Task goal: Pull every line containing "palmWin" from the entries.

(Web page and app entries)
☆ ☆ ☆

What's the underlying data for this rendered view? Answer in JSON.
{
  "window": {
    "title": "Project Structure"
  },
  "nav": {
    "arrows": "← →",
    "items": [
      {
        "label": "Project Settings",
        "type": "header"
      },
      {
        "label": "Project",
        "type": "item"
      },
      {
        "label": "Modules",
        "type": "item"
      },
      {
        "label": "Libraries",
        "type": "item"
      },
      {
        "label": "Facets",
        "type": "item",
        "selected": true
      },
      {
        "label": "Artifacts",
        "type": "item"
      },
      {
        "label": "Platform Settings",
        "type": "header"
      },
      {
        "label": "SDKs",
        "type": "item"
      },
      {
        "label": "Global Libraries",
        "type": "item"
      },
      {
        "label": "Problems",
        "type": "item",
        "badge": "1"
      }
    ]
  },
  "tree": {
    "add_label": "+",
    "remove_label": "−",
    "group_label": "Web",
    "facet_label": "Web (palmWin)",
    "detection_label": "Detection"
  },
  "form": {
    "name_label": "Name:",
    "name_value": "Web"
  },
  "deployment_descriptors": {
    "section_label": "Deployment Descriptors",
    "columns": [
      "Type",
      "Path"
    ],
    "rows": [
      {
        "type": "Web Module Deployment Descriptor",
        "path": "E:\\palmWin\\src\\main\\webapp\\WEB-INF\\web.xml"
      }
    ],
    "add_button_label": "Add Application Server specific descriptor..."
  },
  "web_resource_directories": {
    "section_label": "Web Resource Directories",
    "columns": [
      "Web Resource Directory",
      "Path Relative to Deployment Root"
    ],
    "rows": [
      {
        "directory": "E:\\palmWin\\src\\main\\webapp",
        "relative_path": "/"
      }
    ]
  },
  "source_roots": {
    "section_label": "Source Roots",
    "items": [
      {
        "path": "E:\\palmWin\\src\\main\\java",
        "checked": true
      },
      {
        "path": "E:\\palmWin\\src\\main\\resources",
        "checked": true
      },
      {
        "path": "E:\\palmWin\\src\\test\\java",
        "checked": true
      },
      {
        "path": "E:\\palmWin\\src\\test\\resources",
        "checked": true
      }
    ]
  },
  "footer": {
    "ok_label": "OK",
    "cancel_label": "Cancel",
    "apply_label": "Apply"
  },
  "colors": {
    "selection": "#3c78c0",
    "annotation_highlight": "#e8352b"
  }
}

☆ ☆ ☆

Result for this task:
    "facet_label": "Web (palmWin)",
        "path": "E:\\palmWin\\src\\main\\webapp\\WEB-INF\\web.xml"
        "directory": "E:\\palmWin\\src\\main\\webapp",
        "path": "E:\\palmWin\\src\\main\\java",
        "path": "E:\\palmWin\\src\\main\\resources",
        "path": "E:\\palmWin\\src\\test\\java",
        "path": "E:\\palmWin\\src\\test\\resources",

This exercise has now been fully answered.